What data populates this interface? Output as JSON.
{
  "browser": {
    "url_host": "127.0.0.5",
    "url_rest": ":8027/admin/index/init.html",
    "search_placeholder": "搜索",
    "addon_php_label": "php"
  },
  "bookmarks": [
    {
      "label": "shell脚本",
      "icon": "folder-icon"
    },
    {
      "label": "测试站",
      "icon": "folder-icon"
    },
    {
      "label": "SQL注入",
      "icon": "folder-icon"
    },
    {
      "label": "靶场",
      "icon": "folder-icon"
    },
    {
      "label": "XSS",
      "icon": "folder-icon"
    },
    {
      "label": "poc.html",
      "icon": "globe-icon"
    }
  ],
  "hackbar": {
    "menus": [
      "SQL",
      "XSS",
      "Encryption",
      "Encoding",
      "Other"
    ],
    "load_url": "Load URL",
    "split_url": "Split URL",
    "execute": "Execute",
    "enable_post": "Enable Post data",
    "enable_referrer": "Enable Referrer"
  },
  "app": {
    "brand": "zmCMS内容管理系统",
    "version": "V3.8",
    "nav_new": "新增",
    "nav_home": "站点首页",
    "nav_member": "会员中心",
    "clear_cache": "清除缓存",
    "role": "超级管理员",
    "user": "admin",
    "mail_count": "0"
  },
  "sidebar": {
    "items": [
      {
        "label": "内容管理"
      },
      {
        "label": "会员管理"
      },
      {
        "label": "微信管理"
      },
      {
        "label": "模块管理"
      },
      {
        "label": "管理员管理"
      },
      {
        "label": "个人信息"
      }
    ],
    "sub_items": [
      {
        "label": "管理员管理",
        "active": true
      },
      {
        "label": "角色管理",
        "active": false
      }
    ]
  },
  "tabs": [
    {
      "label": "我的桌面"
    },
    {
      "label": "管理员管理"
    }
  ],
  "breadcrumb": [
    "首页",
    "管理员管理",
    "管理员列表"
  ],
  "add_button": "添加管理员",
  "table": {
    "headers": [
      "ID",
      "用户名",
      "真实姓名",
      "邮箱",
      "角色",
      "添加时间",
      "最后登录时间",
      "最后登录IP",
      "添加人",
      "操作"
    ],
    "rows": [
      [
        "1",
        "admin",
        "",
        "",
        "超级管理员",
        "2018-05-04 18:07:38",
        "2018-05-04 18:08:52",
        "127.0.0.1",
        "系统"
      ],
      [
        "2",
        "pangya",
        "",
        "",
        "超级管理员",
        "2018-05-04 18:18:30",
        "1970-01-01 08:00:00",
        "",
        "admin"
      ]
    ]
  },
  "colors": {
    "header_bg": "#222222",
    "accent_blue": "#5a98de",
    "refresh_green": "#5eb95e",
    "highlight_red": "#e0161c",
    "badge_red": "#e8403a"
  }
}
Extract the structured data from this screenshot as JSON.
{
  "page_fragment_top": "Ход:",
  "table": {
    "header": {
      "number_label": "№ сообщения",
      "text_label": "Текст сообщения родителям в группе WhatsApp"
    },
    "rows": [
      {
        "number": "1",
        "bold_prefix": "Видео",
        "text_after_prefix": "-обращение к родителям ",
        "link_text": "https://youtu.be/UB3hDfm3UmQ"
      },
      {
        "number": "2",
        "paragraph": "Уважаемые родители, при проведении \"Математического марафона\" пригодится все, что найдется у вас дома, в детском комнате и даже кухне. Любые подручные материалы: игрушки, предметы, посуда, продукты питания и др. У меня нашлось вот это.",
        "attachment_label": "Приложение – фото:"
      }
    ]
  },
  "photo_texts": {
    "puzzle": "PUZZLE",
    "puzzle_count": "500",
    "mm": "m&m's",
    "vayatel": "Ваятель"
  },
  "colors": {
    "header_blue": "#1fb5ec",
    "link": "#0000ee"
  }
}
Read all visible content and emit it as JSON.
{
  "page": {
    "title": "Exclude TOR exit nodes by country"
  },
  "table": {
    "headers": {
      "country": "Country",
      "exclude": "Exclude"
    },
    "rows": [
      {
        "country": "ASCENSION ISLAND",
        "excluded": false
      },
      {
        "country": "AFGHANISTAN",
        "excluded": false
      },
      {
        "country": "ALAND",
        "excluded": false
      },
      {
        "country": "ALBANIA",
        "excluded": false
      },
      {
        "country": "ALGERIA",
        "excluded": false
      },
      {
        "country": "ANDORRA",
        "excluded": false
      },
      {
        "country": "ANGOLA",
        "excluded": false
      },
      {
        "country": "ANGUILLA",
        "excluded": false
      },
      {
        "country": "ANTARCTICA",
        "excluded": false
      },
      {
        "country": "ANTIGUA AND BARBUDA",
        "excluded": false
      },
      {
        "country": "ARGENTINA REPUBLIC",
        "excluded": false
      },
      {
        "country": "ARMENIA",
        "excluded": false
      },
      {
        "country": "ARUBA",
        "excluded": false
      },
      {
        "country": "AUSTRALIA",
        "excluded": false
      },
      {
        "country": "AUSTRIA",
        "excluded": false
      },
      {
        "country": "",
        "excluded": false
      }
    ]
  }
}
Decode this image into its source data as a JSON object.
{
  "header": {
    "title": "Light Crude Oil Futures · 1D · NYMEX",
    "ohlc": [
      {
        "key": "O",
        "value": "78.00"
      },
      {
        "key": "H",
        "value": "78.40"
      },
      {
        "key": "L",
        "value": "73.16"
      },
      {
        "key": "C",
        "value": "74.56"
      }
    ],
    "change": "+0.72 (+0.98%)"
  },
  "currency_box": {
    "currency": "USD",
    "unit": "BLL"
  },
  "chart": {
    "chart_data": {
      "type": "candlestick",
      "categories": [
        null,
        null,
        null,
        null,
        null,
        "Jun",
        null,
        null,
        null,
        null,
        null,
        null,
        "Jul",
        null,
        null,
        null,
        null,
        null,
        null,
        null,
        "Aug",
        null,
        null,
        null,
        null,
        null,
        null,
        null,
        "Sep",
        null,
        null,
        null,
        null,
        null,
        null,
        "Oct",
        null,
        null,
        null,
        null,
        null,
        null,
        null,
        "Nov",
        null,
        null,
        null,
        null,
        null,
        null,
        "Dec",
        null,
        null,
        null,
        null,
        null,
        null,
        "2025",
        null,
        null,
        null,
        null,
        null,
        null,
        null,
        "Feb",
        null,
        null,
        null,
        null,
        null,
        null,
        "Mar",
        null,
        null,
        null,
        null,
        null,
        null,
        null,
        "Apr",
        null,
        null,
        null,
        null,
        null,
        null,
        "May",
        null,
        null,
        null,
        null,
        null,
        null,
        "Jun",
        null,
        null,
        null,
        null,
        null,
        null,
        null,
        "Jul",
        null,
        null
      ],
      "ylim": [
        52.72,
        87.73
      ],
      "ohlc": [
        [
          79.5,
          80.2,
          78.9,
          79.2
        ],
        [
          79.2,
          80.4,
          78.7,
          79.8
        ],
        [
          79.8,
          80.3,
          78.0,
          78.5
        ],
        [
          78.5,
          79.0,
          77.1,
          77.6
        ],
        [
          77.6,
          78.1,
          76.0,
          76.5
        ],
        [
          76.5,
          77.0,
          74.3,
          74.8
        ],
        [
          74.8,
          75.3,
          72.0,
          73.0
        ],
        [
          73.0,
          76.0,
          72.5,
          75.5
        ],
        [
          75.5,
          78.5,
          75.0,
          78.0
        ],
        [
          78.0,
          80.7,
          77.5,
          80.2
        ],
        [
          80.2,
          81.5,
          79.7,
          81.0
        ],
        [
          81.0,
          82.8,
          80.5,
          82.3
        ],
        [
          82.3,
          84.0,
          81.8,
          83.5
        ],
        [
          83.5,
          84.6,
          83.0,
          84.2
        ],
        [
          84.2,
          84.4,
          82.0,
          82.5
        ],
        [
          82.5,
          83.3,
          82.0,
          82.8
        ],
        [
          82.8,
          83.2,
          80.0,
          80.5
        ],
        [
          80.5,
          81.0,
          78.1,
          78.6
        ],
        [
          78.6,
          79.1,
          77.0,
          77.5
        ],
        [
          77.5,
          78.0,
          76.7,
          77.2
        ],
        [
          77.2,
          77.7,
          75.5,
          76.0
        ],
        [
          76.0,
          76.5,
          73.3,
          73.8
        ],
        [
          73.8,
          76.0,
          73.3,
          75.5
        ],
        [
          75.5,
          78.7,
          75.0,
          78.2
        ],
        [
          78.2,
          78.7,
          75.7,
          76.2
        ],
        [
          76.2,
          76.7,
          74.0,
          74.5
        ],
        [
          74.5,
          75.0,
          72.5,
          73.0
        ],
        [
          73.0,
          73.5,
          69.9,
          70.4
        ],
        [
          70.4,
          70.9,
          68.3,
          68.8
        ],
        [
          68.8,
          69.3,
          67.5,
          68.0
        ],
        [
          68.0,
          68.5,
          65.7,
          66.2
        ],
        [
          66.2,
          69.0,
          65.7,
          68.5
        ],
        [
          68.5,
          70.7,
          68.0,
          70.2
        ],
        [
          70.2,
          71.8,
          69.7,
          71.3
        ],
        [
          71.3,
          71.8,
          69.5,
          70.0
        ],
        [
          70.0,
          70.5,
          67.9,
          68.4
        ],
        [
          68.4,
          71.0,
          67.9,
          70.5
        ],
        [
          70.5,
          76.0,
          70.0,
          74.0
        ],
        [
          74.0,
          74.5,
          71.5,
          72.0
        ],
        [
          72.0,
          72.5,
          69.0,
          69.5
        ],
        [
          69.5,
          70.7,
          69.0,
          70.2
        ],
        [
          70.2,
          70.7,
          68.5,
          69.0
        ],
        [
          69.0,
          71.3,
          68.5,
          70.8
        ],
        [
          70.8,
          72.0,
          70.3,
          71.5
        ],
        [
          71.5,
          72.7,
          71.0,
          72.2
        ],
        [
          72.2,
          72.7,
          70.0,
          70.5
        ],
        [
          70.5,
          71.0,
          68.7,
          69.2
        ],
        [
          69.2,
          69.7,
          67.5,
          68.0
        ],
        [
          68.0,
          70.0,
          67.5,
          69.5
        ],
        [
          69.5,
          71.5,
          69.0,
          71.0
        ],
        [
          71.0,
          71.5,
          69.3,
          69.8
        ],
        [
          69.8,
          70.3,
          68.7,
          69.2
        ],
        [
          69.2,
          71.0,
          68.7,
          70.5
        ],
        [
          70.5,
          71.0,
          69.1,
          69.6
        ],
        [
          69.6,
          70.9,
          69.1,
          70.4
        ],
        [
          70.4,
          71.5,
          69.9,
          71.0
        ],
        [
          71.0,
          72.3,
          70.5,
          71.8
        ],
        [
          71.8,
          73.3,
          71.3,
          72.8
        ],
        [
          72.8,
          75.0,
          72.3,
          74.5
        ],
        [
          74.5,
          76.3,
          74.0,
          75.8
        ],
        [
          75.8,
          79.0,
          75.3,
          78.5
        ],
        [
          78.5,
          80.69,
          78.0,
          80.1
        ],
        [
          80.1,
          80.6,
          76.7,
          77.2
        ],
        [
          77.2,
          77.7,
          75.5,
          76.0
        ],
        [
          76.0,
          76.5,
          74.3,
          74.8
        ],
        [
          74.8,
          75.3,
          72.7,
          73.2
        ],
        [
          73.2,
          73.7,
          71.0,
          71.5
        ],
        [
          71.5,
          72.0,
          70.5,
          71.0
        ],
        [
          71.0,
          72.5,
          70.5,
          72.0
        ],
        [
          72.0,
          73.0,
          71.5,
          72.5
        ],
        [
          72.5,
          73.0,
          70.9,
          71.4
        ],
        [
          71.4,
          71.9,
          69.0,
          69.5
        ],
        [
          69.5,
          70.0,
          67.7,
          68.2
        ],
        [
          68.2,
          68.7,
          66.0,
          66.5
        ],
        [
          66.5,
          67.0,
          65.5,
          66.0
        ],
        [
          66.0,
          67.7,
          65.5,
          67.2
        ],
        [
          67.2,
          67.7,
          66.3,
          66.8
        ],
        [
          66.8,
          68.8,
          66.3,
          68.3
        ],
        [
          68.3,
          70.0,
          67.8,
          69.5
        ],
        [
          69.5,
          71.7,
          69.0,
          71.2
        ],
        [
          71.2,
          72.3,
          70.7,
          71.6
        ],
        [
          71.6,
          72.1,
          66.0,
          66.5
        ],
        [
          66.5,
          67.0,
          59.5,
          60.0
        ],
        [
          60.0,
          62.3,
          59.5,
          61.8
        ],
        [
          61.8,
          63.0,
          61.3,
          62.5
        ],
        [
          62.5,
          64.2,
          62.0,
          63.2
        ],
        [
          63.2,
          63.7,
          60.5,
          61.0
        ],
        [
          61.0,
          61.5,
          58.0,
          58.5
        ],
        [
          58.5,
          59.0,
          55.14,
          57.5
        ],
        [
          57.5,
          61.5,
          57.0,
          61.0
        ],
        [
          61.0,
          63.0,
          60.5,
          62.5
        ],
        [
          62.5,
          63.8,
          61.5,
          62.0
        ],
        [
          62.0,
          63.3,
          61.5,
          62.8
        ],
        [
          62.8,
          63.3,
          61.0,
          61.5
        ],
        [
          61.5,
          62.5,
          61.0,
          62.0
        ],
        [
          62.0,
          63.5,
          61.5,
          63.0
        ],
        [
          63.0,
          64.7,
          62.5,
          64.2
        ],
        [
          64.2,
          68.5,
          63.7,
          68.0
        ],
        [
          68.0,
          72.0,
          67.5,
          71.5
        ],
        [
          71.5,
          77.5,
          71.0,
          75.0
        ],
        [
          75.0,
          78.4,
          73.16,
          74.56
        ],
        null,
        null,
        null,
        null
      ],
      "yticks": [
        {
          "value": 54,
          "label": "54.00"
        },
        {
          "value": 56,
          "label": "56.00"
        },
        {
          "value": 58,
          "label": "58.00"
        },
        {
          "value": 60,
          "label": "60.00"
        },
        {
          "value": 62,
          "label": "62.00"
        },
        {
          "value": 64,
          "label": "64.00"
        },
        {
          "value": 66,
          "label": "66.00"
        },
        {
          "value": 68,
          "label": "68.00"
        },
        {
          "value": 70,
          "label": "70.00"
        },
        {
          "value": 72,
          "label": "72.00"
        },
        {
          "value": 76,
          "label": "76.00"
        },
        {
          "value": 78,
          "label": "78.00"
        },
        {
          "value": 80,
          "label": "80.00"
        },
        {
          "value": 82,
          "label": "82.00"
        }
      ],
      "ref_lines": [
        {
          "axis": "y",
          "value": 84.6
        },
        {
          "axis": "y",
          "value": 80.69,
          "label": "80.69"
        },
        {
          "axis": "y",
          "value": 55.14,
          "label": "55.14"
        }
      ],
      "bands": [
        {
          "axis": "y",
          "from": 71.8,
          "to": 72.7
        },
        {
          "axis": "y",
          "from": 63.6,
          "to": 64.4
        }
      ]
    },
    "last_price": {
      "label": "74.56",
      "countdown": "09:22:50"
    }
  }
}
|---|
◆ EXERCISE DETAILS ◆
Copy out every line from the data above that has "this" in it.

◆ YOUR SOLUTION ◆
What data populates this interface? Output as JSON.
Extract the structured data from this screenshot as JSON.
Decode this image into its source data as a JSON object.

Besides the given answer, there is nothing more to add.